Living Entrepreneurship Blog / Babson Entrepreneurs

Three Shapes Make One New Space: A Conversation on Creativity with Janos Stone

His brother’s birthday present. A 3-D scan of Mickey Mouse. A copy of The Big Orange Splot.  His bike. And the Foundry’s icon in metal.

These – and many more – are the objects in Janos Stone’s office at The Weissman Foundry, the new open-door design studio on the Babson campus that had its official ribbon cutting ceremony during the Back To Babson festivities. Janos, Manager of Innovation and Design Spaces, artist, teacher, and serial entrepreneur, picks up each of these objects in turn as they support his thoughts on hyper-creativity and individualism.

The Foundry is open to Babson, Olin, and Wellesley community members. As a BOW initiative, the Foundry will represent each of the three schools and, Janos hopes, create a “fourth culture” bringing together critical thinking, exploration, and action. The Foundry icon itself is three shapes – a rectangle, a triangle, and a circle – forming a new, unique shape. Don’t bother asking Janos which shape is which school – Ultimately, it is the totality, the hybrid culture, that is important and distinguishes the Foundry from other maker spaces. Janos goes further and says, “Culture is what will make us successful.”

Similarly, Janos is weaving together his three backgrounds in art making, teaching, and entrepreneurialism to form a fourth stage, which he terms as exploration in his role at the Foundry. With breadth and depth of experience in product design, 3-D modeling and printing, and fabricating, years as lecturer and faculty member at Northeastern University, and multiple founder roles, Janos is both a critical thinker and a nimble, adaptive one, diving into Japanese art and The Big Orange Splot in one breath and responding to a student’s request for a mallet in the next.

Janos suggests “art thinking” as a framework to understand what the Foundry can offer – an opportunity for explorations fueled by curiosity and a place and culture that can help individuals to “reach their innate creativity.” And for those just beginning their creative journey, Janos offers advice to galvanize action: “You just never stop. No matter what, you never stop making your art ever. You can quit [a project] but never stop.”
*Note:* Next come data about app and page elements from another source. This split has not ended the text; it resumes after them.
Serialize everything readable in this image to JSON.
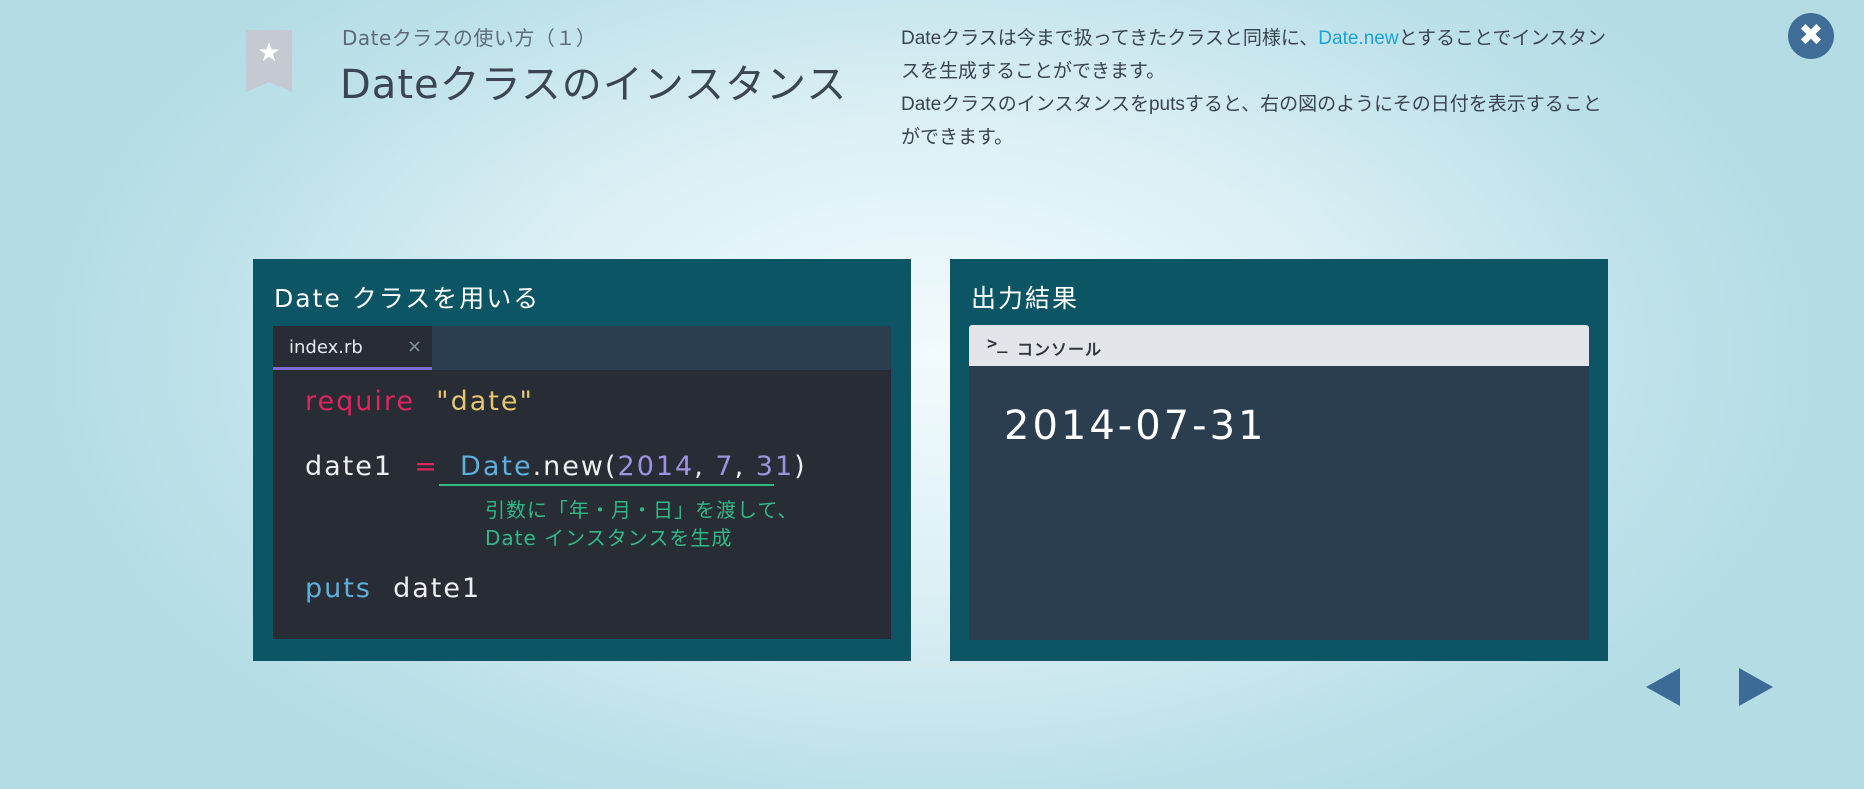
{
  "header": {
    "subtitle": "Dateクラスの使い方（１）",
    "title": "Dateクラスのインスタンス"
  },
  "description": {
    "line1_before": "Dateクラスは今まで扱ってきたクラスと同様に、",
    "line1_link": "Date.new",
    "line1_after": "とすることでインスタンスを生成することができます。",
    "line2": "Dateクラスのインスタンスをputsすると、右の図のようにその日付を表示することができます。"
  },
  "left_panel": {
    "heading": "Date クラスを用いる",
    "tab_name": "index.rb",
    "tab_close": "×",
    "code": {
      "line1": {
        "keyword": "require",
        "string": "\"date\""
      },
      "line2": {
        "var": "date1",
        "op": "=",
        "klass": "Date",
        "method": ".new(",
        "arg1": "2014",
        "sep1": ",",
        "arg2": "7",
        "sep2": ",",
        "arg3": "31",
        "close": ")"
      },
      "line3": {
        "keyword": "puts",
        "arg": "date1"
      }
    },
    "annotation_line1": "引数に「年・月・日」を渡して、",
    "annotation_line2": "Date インスタンスを生成"
  },
  "right_panel": {
    "heading": "出力結果",
    "console_label": "コンソール",
    "output": "2014-07-31"
  },
  "colors": {
    "panel": "#0b5564",
    "editor": "#272c35",
    "console": "#2b3e4f",
    "keyword_red": "#e0245e",
    "string_yellow": "#e5c66e",
    "class_blue": "#5db0de",
    "number_purple": "#9f93e0",
    "annotation_green": "#31b884",
    "nav_blue": "#3d6b98",
    "link_blue": "#1aa3d6"
  },
  "icons": {
    "bookmark": "bookmark-star-icon",
    "close": "close-icon",
    "prompt": "terminal-prompt-icon",
    "prev": "triangle-left-icon",
    "next": "triangle-right-icon"
  }
}
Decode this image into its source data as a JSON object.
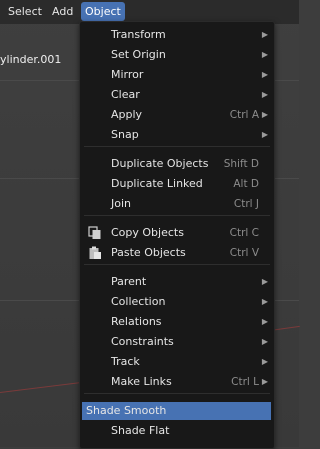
{
  "menubar": {
    "items": [
      {
        "label": "Select"
      },
      {
        "label": "Add"
      },
      {
        "label": "Object"
      }
    ]
  },
  "viewport": {
    "object_name": "ylinder.001"
  },
  "object_menu": {
    "items": [
      {
        "label": "Transform",
        "shortcut": "",
        "submenu": true
      },
      {
        "label": "Set Origin",
        "shortcut": "",
        "submenu": true
      },
      {
        "label": "Mirror",
        "shortcut": "",
        "submenu": true
      },
      {
        "label": "Clear",
        "shortcut": "",
        "submenu": true
      },
      {
        "label": "Apply",
        "shortcut": "Ctrl A",
        "submenu": true
      },
      {
        "label": "Snap",
        "shortcut": "",
        "submenu": true
      },
      {
        "label": "Duplicate Objects",
        "shortcut": "Shift D",
        "submenu": false
      },
      {
        "label": "Duplicate Linked",
        "shortcut": "Alt D",
        "submenu": false
      },
      {
        "label": "Join",
        "shortcut": "Ctrl J",
        "submenu": false
      },
      {
        "label": "Copy Objects",
        "shortcut": "Ctrl C",
        "submenu": false,
        "icon": "copy-icon"
      },
      {
        "label": "Paste Objects",
        "shortcut": "Ctrl V",
        "submenu": false,
        "icon": "paste-icon"
      },
      {
        "label": "Parent",
        "shortcut": "",
        "submenu": true
      },
      {
        "label": "Collection",
        "shortcut": "",
        "submenu": true
      },
      {
        "label": "Relations",
        "shortcut": "",
        "submenu": true
      },
      {
        "label": "Constraints",
        "shortcut": "",
        "submenu": true
      },
      {
        "label": "Track",
        "shortcut": "",
        "submenu": true
      },
      {
        "label": "Make Links",
        "shortcut": "Ctrl L",
        "submenu": true
      },
      {
        "label": "Shade Smooth",
        "shortcut": "",
        "submenu": false,
        "highlighted": true
      },
      {
        "label": "Shade Flat",
        "shortcut": "",
        "submenu": false
      }
    ]
  },
  "colors": {
    "accent": "#4772b3",
    "menu_bg": "#181818",
    "viewport_bg": "#3d3d3d"
  }
}
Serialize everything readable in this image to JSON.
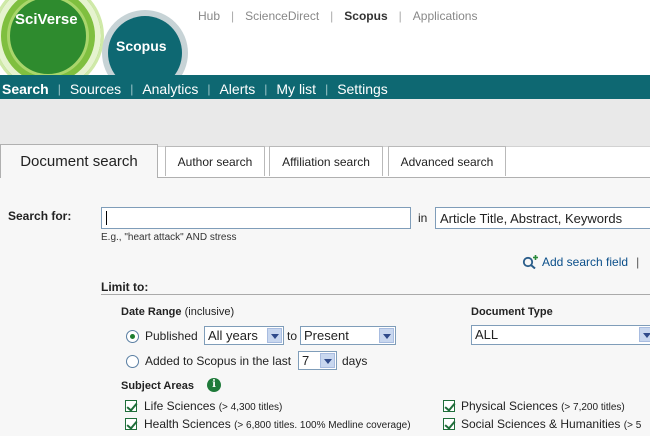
{
  "logos": {
    "sciverse": "SciVerse",
    "scopus": "Scopus"
  },
  "toplinks": [
    {
      "label": "Hub",
      "active": false
    },
    {
      "label": "ScienceDirect",
      "active": false
    },
    {
      "label": "Scopus",
      "active": true
    },
    {
      "label": "Applications",
      "active": false
    }
  ],
  "nav": {
    "items": [
      "Search",
      "Sources",
      "Analytics",
      "Alerts",
      "My list",
      "Settings"
    ],
    "active": "Search"
  },
  "tabs": [
    "Document search",
    "Author search",
    "Affiliation search",
    "Advanced search"
  ],
  "search": {
    "label": "Search for:",
    "value": "",
    "in_label": "in",
    "field": "Article Title, Abstract, Keywords",
    "example": "E.g., \"heart attack\" AND stress",
    "add_field": "Add search field",
    "add_sep": "|"
  },
  "limit": {
    "label": "Limit to:",
    "date_range_label": "Date Range",
    "date_range_note": "(inclusive)",
    "published_label": "Published",
    "from_value": "All years",
    "to_label": "to",
    "to_value": "Present",
    "added_label": "Added to Scopus in the last",
    "days_value": "7",
    "days_label": "days",
    "doc_type_label": "Document Type",
    "doc_type_value": "ALL"
  },
  "subjects": {
    "label": "Subject Areas",
    "info_glyph": "i",
    "items": [
      {
        "name": "Life Sciences",
        "note": "(> 4,300 titles)",
        "checked": true
      },
      {
        "name": "Physical Sciences",
        "note": "(> 7,200 titles)",
        "checked": true
      },
      {
        "name": "Health Sciences",
        "note": "(> 6,800 titles. 100% Medline coverage)",
        "checked": true
      },
      {
        "name": "Social Sciences & Humanities",
        "note": "(> 5",
        "checked": true
      }
    ]
  },
  "colors": {
    "brand_teal": "#0e6872",
    "link_blue": "#0b4f8a",
    "check_green": "#1f6e3a"
  }
}
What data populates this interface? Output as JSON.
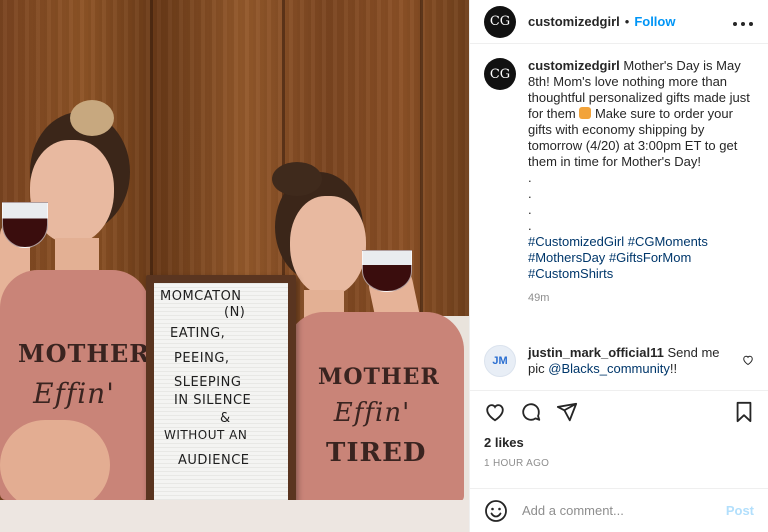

Interested to see the Foundry in action? Tour the Foundry or join a Monday night campfire – and be ready to get hands on. Janos makes no distinction between someone who comes specifically to innovate at the Foundry and someone who stops by just for a tour: “I’m always looking for ways when people walk in to instantly engage and to start making things.”